- Cup your breast with your hand, near your chest wall, thumb opposite fingers in a C shape. Keep your hand well back from the nipple area.
- Wait while your baby breastfeeds actively, with their jaw moving all the way to his ear. When they stop swallowing, compress your breast firmly. They probably start swallowing again. Hold it squeezed until they stop nursing actively, then release your hand.
- Rotate your hand around your breast and repeat step 2 on different areas of the breast as needed. Go gently—this should not hurt.
Express milk for your baby
Until your baby gets the hang of feeding you may need to do some work for your baby. If they aren’t latching at all, or is not feeding well and gaining weight, then expressing your milk will help establish milk production. The earlier you start, the sooner you’ll produce plenty of milk. Hand expression is often easiest at first but when your milk comes in combining hand expression with pumping can be most effective.
Giving expressed milk
First, encourage your baby to nurse at both breasts. Watch for swallowing and use breast compression an switch nursing until they stop drinking and start to doze.
Next, give your baby expressed milk until they have had enough. (For more on how to give additional milk, our article here). Giving your baby your expressed milk after breastfeeding can help them overcome sleepiness and feed more effectively next time.
Then, once your baby has settled, express from both breasts switching back and forth and using compressions and hand expression to get the available milk. Store this milk in the fridge ready for the next feed.
Aim to complete this process within about an hour.
Avoid bottles and dummies
You can give small amounts of expressed milk using a spoon, flexible feeding cup or syringe. If you decid to use bottles for larger amounts, you can give the bottle in a way that helps protect breastfeeding. For more information on ways to give your baby milk and bottles see our article on Bottles and other tools. An alternative is to use a nursing supplement: this acts like a straw to deliver extra milk through a tube along your breast as your baby nurses, avoiding the need for bottles. Our article Nursing Supplementers explains more.
Don’t give up too soon

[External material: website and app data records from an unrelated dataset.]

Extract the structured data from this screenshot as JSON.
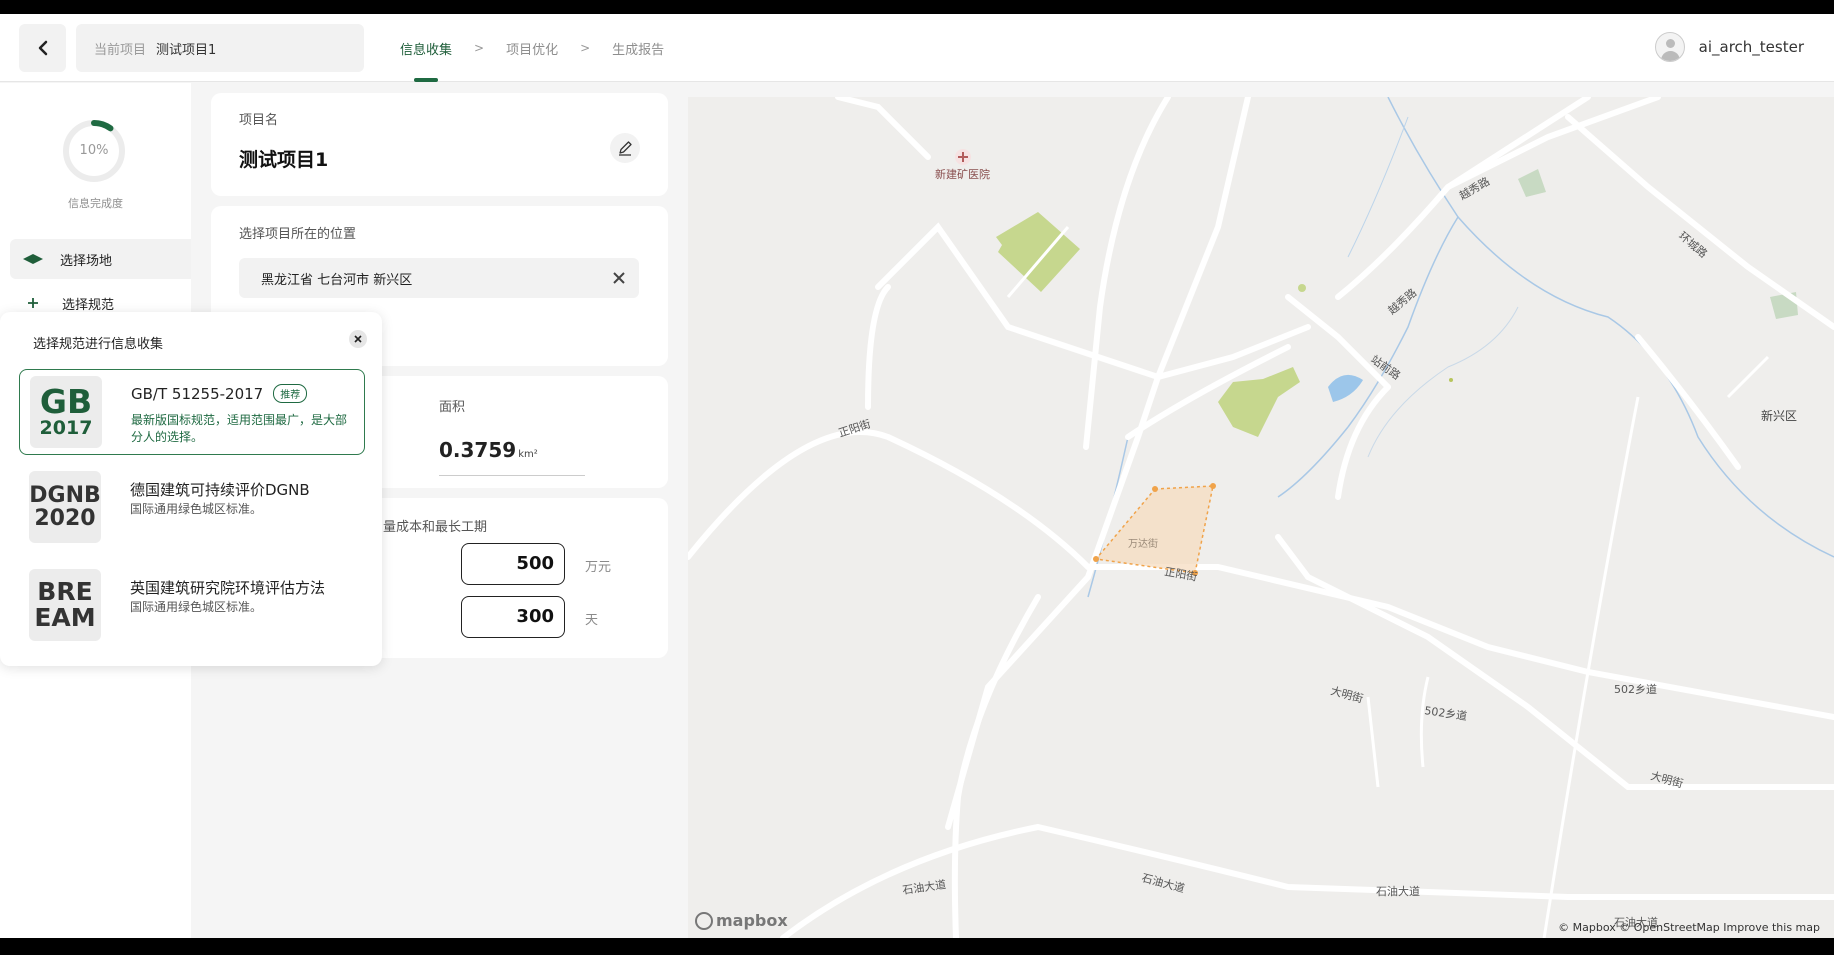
{
  "header": {
    "current_project_label": "当前项目",
    "current_project_value": "测试项目1",
    "steps": [
      "信息收集",
      "项目优化",
      "生成报告"
    ],
    "step_separator": ">",
    "username": "ai_arch_tester"
  },
  "sidebar": {
    "progress_value": "10%",
    "progress_fraction": 0.1,
    "progress_label": "信息完成度",
    "items": [
      {
        "label": "选择场地",
        "icon": "layers-icon"
      },
      {
        "label": "选择规范",
        "icon": "plus-icon"
      }
    ]
  },
  "project": {
    "name_label": "项目名",
    "name_value": "测试项目1"
  },
  "location": {
    "label": "选择项目所在的位置",
    "value": "黑龙江省 七台河市 新兴区"
  },
  "area": {
    "label": "面积",
    "value": "0.3759",
    "unit": "km²"
  },
  "budget": {
    "label_partial": "量成本和最长工期",
    "cost_value": "500",
    "cost_unit": "万元",
    "duration_value": "300",
    "duration_unit": "天"
  },
  "popup": {
    "title": "选择规范进行信息收集",
    "standards": [
      {
        "logo_top": "GB",
        "logo_bottom": "2017",
        "name": "GB/T 51255-2017",
        "tag": "推荐",
        "desc": "最新版国标规范，适用范围最广，是大部分人的选择。",
        "logo_color": "#1f5e3a",
        "desc_color": "#1f6a42"
      },
      {
        "logo_top": "DGNB",
        "logo_bottom": "2020",
        "name": "德国建筑可持续评价DGNB",
        "tag": "",
        "desc": "国际通用绿色城区标准。",
        "logo_color": "#333333",
        "desc_color": "#555555"
      },
      {
        "logo_top": "BRE",
        "logo_bottom": "EAM",
        "name": "英国建筑研究院环境评估方法",
        "tag": "",
        "desc": "国际通用绿色城区标准。",
        "logo_color": "#333333",
        "desc_color": "#555555"
      }
    ]
  },
  "map": {
    "labels": {
      "hospital": "新建矿医院",
      "district": "新兴区",
      "site": "万达街",
      "zhengyang1": "正阳街",
      "zhengyang2": "正阳街",
      "daming1": "大明街",
      "daming2": "大明街",
      "road502a": "502乡道",
      "road502b": "502乡道",
      "shiyou1": "石油大道",
      "shiyou2": "石油大道",
      "shiyou3": "石油大道",
      "shiyou4": "石油大道",
      "yuexiu1": "越秀路",
      "yuexiu2": "越秀路",
      "huancheng": "环城路",
      "zhanqian": "站前路"
    },
    "attribution": "© Mapbox © OpenStreetMap Improve this map",
    "logo": "mapbox"
  }
}
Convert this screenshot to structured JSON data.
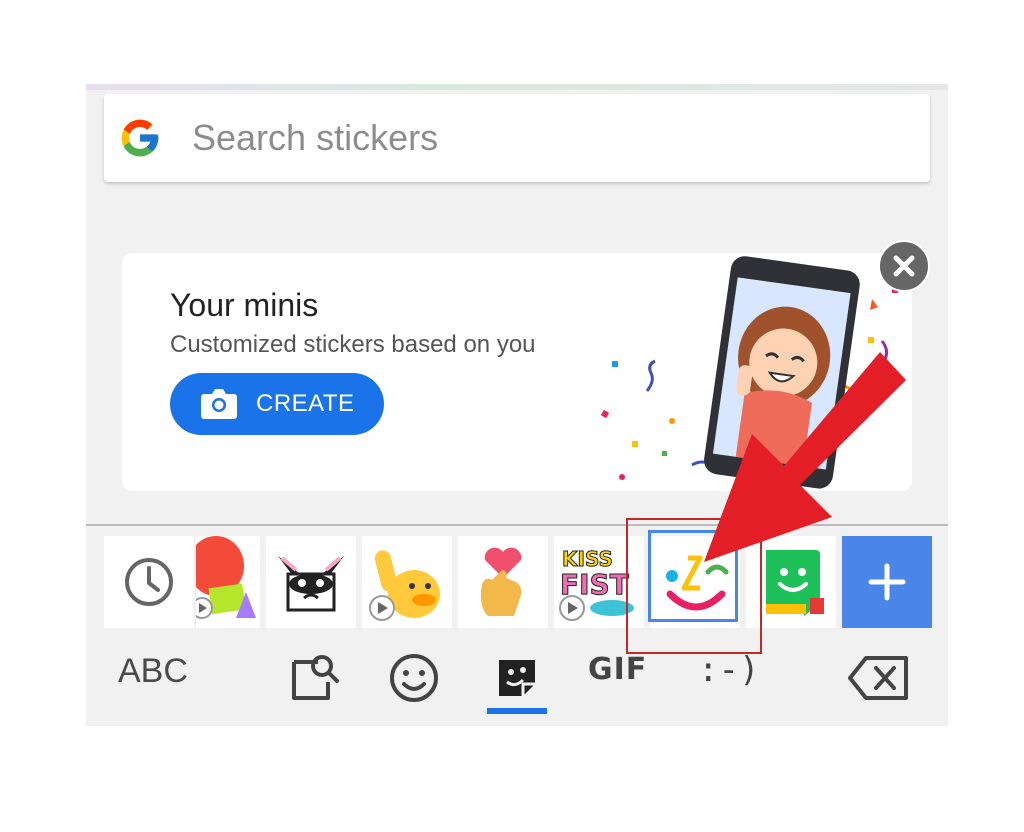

If your baby doesn’t respond quickly to your efforts to get him to breastfeed more often and more effectively, don’t give up. Keep your baby fed, Keep your supply protected and Keep your baby close. You may find our article on Getting breastfeeding back on track after a tricky start helpful. Check with your doctor to eliminate any medical reasons and contact your local LLL Leader to find one-to-one breastfeeding help. You can find support and encouragement from breastfeeding mothers in your local LLL Group too.
Written by mothers of LLLGB. Photos courtesy of Ellen Mateer and Suzanne Tobin.
Positioning and attachment
Engorged Breasts – Avoiding & Treating
Hand Expression of Breastmilk
Is my baby getting enough milk?
My Baby Needs More Milk
Jaundice in Healthy Newborns
Getting back on track after a tricky start – the Three Keeps
My baby won’t breastfeed
Bottles and other tools
Biological Nurturing™: www.biologicalnurturing.com/video/bn3clip.html
Natural Breastfeeding Position video, Nancy Mohrbacher:
Benefits of skin-to-skin contact: www.kangaroomothercare.com
The Womanly Art Of Breastfeeding. LLLI, London: Pinter & Martin, 2010
This information is available to buy in printed form from our shop.
Copyright LLLGB 2020
Updated June 2022